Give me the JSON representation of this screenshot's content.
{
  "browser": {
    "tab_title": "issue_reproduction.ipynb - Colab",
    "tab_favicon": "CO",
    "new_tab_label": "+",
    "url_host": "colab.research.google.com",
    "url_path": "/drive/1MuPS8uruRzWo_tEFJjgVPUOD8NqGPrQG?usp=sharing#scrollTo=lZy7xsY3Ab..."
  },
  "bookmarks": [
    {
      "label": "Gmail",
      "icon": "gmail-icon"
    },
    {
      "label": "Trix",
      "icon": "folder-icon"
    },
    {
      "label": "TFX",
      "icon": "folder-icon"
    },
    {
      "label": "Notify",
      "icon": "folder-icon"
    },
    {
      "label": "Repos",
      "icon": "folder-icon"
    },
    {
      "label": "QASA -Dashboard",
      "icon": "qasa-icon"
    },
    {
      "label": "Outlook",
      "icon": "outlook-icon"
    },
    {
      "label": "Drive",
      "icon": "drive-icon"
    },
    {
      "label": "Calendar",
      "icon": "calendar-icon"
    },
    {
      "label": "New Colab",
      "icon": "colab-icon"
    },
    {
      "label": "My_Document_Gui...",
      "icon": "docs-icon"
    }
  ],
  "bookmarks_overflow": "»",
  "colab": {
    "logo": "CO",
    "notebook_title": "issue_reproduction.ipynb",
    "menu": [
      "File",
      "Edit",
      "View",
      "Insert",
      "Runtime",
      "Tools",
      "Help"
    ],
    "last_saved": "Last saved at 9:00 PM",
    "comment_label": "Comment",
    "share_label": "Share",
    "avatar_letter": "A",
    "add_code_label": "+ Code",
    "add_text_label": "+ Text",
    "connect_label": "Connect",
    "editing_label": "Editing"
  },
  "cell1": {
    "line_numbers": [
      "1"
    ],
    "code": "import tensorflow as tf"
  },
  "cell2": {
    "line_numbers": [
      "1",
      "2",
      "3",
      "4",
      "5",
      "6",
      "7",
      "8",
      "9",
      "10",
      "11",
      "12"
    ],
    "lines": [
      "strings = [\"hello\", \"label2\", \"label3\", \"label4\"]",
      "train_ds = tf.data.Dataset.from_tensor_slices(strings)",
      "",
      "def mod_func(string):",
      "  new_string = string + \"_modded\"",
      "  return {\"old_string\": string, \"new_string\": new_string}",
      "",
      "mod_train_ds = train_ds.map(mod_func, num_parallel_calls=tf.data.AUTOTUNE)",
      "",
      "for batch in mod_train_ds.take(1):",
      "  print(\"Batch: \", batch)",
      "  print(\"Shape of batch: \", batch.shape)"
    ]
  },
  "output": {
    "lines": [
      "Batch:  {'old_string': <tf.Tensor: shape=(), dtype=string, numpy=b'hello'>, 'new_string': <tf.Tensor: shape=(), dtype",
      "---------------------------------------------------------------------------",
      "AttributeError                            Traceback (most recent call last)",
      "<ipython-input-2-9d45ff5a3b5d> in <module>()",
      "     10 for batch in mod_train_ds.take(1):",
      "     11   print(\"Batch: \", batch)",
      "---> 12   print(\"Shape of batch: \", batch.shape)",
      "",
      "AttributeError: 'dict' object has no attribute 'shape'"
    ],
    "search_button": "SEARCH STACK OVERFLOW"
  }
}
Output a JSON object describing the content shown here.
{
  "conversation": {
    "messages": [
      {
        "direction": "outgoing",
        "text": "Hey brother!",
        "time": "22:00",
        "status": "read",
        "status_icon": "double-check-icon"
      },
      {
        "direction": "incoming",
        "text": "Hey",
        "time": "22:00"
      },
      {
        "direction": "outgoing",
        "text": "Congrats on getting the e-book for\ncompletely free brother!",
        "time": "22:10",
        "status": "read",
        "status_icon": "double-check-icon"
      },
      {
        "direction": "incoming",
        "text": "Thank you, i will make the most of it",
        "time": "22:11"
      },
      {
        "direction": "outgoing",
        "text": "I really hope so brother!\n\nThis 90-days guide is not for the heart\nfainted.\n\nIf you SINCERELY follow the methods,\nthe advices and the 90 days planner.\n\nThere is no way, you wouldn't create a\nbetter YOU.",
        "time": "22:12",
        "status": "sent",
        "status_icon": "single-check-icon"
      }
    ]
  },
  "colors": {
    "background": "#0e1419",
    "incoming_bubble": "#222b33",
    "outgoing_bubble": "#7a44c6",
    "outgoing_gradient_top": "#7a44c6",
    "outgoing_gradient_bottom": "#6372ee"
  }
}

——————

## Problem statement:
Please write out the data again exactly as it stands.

## Task response:
Give me the JSON representation of this screenshot's content.
{
  "browser": {
    "tab_title": "issue_reproduction.ipynb - Colab",
    "tab_favicon": "CO",
    "new_tab_label": "+",
    "url_host": "colab.research.google.com",
    "url_path": "/drive/1MuPS8uruRzWo_tEFJjgVPUOD8NqGPrQG?usp=sharing#scrollTo=lZy7xsY3Ab..."
  },
  "bookmarks": [
    {
      "label": "Gmail",
      "icon": "gmail-icon"
    },
    {
      "label": "Trix",
      "icon": "folder-icon"
    },
    {
      "label": "TFX",
      "icon": "folder-icon"
    },
    {
      "label": "Notify",
      "icon": "folder-icon"
    },
    {
      "label": "Repos",
      "icon": "folder-icon"
    },
    {
      "label": "QASA -Dashboard",
      "icon": "qasa-icon"
    },
    {
      "label": "Outlook",
      "icon": "outlook-icon"
    },
    {
      "label": "Drive",
      "icon": "drive-icon"
    },
    {
      "label": "Calendar",
      "icon": "calendar-icon"
    },
    {
      "label": "New Colab",
      "icon": "colab-icon"
    },
    {
      "label": "My_Document_Gui...",
      "icon": "docs-icon"
    }
  ],
  "bookmarks_overflow": "»",
  "colab": {
    "logo": "CO",
    "notebook_title": "issue_reproduction.ipynb",
    "menu": [
      "File",
      "Edit",
      "View",
      "Insert",
      "Runtime",
      "Tools",
      "Help"
    ],
    "last_saved": "Last saved at 9:00 PM",
    "comment_label": "Comment",
    "share_label": "Share",
    "avatar_letter": "A",
    "add_code_label": "+ Code",
    "add_text_label": "+ Text",
    "connect_label": "Connect",
    "editing_label": "Editing"
  },
  "cell1": {
    "line_numbers": [
      "1"
    ],
    "code": "import tensorflow as tf"
  },
  "cell2": {
    "line_numbers": [
      "1",
      "2",
      "3",
      "4",
      "5",
      "6",
      "7",
      "8",
      "9",
      "10",
      "11",
      "12"
    ],
    "lines": [
      "strings = [\"hello\", \"label2\", \"label3\", \"label4\"]",
      "train_ds = tf.data.Dataset.from_tensor_slices(strings)",
      "",
      "def mod_func(string):",
      "  new_string = string + \"_modded\"",
      "  return {\"old_string\": string, \"new_string\": new_string}",
      "",
      "mod_train_ds = train_ds.map(mod_func, num_parallel_calls=tf.data.AUTOTUNE)",
      "",
      "for batch in mod_train_ds.take(1):",
      "  print(\"Batch: \", batch)",
      "  print(\"Shape of batch: \", batch.shape)"
    ]
  },
  "output": {
    "lines": [
      "Batch:  {'old_string': <tf.Tensor: shape=(), dtype=string, numpy=b'hello'>, 'new_string': <tf.Tensor: shape=(), dtype",
      "---------------------------------------------------------------------------",
      "AttributeError                            Traceback (most recent call last)",
      "<ipython-input-2-9d45ff5a3b5d> in <module>()",
      "     10 for batch in mod_train_ds.take(1):",
      "     11   print(\"Batch: \", batch)",
      "---> 12   print(\"Shape of batch: \", batch.shape)",
      "",
      "AttributeError: 'dict' object has no attribute 'shape'"
    ],
    "search_button": "SEARCH STACK OVERFLOW"
  }
}
Output a JSON object describing the content shown here.
{
  "conversation": {
    "messages": [
      {
        "direction": "outgoing",
        "text": "Hey brother!",
        "time": "22:00",
        "status": "read",
        "status_icon": "double-check-icon"
      },
      {
        "direction": "incoming",
        "text": "Hey",
        "time": "22:00"
      },
      {
        "direction": "outgoing",
        "text": "Congrats on getting the e-book for\ncompletely free brother!",
        "time": "22:10",
        "status": "read",
        "status_icon": "double-check-icon"
      },
      {
        "direction": "incoming",
        "text": "Thank you, i will make the most of it",
        "time": "22:11"
      },
      {
        "direction": "outgoing",
        "text": "I really hope so brother!\n\nThis 90-days guide is not for the heart\nfainted.\n\nIf you SINCERELY follow the methods,\nthe advices and the 90 days planner.\n\nThere is no way, you wouldn't create a\nbetter YOU.",
        "time": "22:12",
        "status": "sent",
        "status_icon": "single-check-icon"
      }
    ]
  },
  "colors": {
    "background": "#0e1419",
    "incoming_bubble": "#222b33",
    "outgoing_bubble": "#7a44c6",
    "outgoing_gradient_top": "#7a44c6",
    "outgoing_gradient_bottom": "#6372ee"
  }
}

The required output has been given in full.